[Items listed in a dataset]
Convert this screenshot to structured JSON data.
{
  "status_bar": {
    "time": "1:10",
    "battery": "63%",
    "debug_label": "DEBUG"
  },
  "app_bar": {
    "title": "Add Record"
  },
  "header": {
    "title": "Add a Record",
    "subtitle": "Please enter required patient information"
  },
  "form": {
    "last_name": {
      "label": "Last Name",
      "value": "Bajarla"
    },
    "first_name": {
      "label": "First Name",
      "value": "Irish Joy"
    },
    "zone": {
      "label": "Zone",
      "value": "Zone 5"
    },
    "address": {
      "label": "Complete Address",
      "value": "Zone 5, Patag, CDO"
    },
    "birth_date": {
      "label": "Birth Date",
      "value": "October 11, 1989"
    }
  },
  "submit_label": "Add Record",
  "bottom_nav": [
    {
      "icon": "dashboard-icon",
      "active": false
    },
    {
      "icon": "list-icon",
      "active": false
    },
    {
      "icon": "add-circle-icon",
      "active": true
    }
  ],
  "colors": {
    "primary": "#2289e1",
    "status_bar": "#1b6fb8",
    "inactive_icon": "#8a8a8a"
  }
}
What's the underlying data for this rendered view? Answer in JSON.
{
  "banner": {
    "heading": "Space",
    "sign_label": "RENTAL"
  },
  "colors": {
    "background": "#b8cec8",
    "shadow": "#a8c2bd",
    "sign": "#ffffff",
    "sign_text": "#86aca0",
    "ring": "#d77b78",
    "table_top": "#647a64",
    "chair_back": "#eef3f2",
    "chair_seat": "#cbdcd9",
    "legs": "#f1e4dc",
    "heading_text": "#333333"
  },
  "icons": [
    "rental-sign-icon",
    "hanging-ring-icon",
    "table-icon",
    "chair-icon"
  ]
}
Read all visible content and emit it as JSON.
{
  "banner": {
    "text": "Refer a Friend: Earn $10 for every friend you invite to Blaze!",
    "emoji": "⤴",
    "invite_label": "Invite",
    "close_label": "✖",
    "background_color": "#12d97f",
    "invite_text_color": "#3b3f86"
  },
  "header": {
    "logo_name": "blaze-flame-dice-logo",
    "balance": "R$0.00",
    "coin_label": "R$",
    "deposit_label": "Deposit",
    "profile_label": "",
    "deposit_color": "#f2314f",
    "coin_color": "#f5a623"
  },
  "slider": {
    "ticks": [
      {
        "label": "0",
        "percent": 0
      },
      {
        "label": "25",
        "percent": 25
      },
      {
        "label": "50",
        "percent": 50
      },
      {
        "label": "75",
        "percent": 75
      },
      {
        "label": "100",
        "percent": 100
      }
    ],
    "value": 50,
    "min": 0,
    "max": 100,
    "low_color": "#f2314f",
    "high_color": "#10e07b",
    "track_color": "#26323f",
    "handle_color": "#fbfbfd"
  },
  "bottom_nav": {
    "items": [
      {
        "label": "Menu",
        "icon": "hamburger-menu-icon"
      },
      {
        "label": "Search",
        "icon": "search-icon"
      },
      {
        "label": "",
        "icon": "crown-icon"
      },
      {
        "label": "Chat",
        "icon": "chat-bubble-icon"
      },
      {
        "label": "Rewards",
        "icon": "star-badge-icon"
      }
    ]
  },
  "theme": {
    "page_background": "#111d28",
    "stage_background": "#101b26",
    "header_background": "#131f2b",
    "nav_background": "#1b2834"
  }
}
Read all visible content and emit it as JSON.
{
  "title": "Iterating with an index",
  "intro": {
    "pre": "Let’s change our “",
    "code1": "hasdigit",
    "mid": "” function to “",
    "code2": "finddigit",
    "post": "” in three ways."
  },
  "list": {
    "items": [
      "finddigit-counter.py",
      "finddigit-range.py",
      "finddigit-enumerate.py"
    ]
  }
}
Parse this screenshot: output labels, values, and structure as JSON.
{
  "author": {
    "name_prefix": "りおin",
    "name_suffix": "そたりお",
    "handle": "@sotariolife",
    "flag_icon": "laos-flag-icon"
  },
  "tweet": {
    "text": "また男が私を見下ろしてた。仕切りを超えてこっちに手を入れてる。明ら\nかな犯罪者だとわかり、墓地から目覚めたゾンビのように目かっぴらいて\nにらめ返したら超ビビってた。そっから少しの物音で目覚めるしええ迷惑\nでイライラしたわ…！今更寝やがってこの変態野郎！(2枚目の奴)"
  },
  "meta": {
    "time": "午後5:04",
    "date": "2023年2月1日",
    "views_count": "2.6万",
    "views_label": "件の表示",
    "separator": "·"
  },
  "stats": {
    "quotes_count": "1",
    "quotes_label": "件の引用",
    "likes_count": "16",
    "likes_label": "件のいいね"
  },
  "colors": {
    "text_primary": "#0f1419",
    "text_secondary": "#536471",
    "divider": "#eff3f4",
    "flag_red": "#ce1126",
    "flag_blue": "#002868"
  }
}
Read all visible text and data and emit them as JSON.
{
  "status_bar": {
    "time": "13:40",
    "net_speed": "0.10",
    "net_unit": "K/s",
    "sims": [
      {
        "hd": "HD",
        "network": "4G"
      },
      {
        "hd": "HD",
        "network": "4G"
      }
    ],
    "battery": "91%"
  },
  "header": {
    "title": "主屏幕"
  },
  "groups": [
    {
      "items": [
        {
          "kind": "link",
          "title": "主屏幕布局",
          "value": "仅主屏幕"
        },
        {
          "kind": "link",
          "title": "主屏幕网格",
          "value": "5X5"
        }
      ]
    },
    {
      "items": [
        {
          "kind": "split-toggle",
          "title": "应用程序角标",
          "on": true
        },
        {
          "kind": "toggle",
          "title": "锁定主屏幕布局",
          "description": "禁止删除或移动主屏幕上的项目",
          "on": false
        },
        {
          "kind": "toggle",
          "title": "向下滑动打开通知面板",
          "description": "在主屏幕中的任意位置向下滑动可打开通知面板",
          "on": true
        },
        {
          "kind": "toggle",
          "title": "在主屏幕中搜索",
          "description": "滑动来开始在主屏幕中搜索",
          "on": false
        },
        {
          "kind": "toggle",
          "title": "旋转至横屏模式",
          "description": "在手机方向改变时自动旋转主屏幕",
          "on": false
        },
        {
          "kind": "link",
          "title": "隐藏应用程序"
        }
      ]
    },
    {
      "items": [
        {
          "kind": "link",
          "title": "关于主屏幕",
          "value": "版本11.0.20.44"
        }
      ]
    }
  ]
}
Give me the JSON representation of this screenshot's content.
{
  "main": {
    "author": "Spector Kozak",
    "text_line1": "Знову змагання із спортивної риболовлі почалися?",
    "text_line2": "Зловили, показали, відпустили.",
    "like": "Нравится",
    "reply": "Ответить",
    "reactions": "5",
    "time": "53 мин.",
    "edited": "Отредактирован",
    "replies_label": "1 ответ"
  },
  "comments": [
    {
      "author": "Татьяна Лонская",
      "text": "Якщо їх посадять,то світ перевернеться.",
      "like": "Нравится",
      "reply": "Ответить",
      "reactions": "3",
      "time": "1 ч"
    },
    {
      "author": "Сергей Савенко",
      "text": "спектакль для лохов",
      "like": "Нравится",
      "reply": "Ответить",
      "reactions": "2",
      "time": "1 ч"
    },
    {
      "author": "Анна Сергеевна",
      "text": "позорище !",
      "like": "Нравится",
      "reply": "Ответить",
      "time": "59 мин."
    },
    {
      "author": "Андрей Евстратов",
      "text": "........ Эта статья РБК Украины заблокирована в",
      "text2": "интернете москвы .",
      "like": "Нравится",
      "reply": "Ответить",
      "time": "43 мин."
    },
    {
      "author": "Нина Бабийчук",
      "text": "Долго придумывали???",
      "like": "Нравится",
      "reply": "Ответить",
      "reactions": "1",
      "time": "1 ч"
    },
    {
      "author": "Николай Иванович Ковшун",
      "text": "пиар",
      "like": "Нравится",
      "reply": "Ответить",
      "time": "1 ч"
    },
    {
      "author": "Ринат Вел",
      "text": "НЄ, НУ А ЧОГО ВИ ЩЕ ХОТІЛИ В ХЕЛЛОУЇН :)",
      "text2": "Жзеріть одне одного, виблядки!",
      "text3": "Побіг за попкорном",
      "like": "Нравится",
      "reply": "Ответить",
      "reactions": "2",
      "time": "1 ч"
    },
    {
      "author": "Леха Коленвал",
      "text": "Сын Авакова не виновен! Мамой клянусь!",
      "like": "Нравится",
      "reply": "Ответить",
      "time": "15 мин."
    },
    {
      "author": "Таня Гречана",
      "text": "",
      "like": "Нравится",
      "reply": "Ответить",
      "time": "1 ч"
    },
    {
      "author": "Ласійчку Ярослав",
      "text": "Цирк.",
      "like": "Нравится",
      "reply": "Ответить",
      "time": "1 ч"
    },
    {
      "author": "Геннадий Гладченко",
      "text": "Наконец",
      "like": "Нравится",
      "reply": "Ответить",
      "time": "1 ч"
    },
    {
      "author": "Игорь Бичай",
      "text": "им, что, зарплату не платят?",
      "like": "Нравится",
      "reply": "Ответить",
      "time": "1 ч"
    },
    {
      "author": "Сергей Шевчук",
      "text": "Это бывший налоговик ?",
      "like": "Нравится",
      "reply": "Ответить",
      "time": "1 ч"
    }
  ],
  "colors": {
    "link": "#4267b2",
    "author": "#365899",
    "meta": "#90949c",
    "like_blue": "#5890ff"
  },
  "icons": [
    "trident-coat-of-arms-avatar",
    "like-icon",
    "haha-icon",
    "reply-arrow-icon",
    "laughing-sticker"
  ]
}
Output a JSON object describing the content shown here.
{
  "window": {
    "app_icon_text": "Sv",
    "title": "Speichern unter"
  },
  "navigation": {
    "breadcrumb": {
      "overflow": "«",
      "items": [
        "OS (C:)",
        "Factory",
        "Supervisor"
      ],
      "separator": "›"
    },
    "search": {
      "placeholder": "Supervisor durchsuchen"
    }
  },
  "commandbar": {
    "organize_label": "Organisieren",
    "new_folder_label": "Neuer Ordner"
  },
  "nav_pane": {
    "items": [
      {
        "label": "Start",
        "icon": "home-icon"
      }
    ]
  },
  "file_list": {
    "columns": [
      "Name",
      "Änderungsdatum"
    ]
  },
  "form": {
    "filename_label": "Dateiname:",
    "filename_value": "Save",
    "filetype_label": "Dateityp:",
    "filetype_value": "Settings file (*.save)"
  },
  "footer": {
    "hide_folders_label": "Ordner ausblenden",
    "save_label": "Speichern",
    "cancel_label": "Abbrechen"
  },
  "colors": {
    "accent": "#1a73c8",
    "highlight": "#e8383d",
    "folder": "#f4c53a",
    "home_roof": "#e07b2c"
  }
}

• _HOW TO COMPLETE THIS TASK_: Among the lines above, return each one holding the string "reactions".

• _YOUR SOLUTION_:
    "reactions": "5",
      "reactions": "3",
      "reactions": "2",
      "reactions": "1",
      "reactions": "2",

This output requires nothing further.